On Oct. 19, the Landmark Edina Cinema was the site of the first U.S. audience screening of "Young Adult," the new collaboration from the "Juno" team of director Jason Reitman and writer Diablo Cody. The much-anticipated new film (which is set in Minnesota, like its rpedecessor, and shot a few scenes here) shares some stylistic notes with their earlier effort. It features a pop-saturated soundtrack, a woman-child stuck between adolescence and adulthood, and a droll appreciation of daily life in suburbia. Yet it's a step in a new direction, both for the creative team and for movies, a mature and humane comedy centered on a misanthropic female antihero.
Think of it as "Juno's" wicked step sister.
Charlize Theron plays Mavis Gary, a divorced writer (or as she prefers it, "author") of "Sweet Valley High"-style teen novels. Though she's in her thirties, Mavis never really graduated high school. Her Mineapolis high rise apartment has the depressing, slumlike impermanence of a crash pad. Her social life consists of one-night hookups and lunches spent belittling former acquaintances with a catty former classmate who fled Mercury, Minn. for the big city. At once haughty and insecure, Mavis is a textbook case of arrested development. To top it off, she's still obsessed with her former high school sweetheart, Buddy Slade (Patrick Wilson). Her fixation flares when Buddy's wife emails her an announcement welcoming their newborn child.
Mavis launches a mission to rescue Buddy from the bondage of family life, heedless of the fact that he's utterly content as a new dad. Equipped with an armory of makeup brushes, falsies and lethal little black dresses, she travels back to her hometown to reclaim her man. The comedy of awkwardness is honed to a knife edge as two-faced Mavis seductively wheedles Buddy at a plaid shirt sports bar. In her slinky cocktail attire she's as out of place as a black widow on a slice of apple pie.

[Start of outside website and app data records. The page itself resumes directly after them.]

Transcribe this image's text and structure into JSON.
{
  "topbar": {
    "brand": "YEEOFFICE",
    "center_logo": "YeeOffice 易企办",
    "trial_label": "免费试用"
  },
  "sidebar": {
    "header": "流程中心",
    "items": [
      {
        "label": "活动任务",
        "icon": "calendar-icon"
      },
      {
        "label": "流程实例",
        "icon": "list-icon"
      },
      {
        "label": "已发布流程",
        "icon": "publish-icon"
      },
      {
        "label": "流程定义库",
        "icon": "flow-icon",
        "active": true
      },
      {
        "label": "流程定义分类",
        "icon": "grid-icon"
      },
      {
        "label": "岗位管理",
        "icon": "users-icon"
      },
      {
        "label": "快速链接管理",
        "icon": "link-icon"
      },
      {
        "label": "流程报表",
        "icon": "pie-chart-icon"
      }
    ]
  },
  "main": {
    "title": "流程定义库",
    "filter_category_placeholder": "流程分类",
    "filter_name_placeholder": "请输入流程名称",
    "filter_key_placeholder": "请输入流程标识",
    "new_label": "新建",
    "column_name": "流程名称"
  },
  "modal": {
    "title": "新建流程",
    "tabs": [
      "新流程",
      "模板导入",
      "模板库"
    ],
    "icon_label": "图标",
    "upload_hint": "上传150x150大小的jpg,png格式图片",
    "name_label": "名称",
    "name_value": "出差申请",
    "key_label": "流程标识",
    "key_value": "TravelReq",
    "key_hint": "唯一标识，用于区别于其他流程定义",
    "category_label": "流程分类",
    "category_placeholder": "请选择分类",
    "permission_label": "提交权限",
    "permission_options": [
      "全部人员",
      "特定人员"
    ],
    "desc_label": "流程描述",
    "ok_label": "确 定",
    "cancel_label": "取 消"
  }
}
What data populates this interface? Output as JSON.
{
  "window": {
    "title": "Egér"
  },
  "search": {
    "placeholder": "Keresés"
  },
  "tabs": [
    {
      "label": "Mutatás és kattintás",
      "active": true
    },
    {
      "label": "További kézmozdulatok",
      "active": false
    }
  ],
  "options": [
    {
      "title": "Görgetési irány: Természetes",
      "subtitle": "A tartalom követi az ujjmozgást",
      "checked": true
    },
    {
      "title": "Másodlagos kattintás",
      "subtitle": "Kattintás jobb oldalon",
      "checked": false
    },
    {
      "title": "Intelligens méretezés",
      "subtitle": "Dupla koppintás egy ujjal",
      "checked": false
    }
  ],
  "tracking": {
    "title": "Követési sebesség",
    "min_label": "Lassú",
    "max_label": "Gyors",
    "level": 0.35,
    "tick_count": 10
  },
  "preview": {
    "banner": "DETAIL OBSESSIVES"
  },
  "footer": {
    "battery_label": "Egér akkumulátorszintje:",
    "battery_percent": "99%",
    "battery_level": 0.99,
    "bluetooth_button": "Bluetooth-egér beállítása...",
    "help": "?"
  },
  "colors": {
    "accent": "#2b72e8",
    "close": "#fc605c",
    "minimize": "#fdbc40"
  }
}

Looking on mockingly is Matt (Patton Oswalt), a wisecracking former classmate of Mavis and Buddy's. Though he's physically disabled from a brutal high school bullying attack, he's better adjusted than Mavis. As she pursues her romantic delusion to its bleak conclusion, the two misfits strike up an unlikely friendship. In Matt, Mavis discovers the one confidant who might have saved her from terminal self-absorbtion when she was still young enough to change.
Edgy, subversive and hilariously embarrassing, "Young Adult" undercuts the conventions of female-centered comedies at each turn. It manages to keep us invested in the story despite focusing almost every scene on a thoroughly unpleasant protagonist. The supporting characters provide the homespun humanity Mavis lacks, especially Wilson as the bland new papa and Elizabeth Reaser as his funloving wife.
Theron delivers a brave, darkly amusing performance as a one-time alpha female realizing that life is passing her by. In her scenes with Oswalt, Theron drops her character's mask of mean girl poise, revealing the fear, loneliness and confusion beneath. "Young Adult's" skepticism that Mavis can fan these flickers of self-awareness into a flame of understanding is a guage of its sophistication. Cody and Reitman would rather close their film on a lifelike, unresolved note than force its characters into a contrived happy ending. Audiences may not embrace Mavis immediately -- she's too spiky for that. But there's little doubt that in time she'll join Marge Gunderson and Juno McGuff as one of Minnesota's enduring and iconic film characters.
"Young Adult" opens Dec. 9.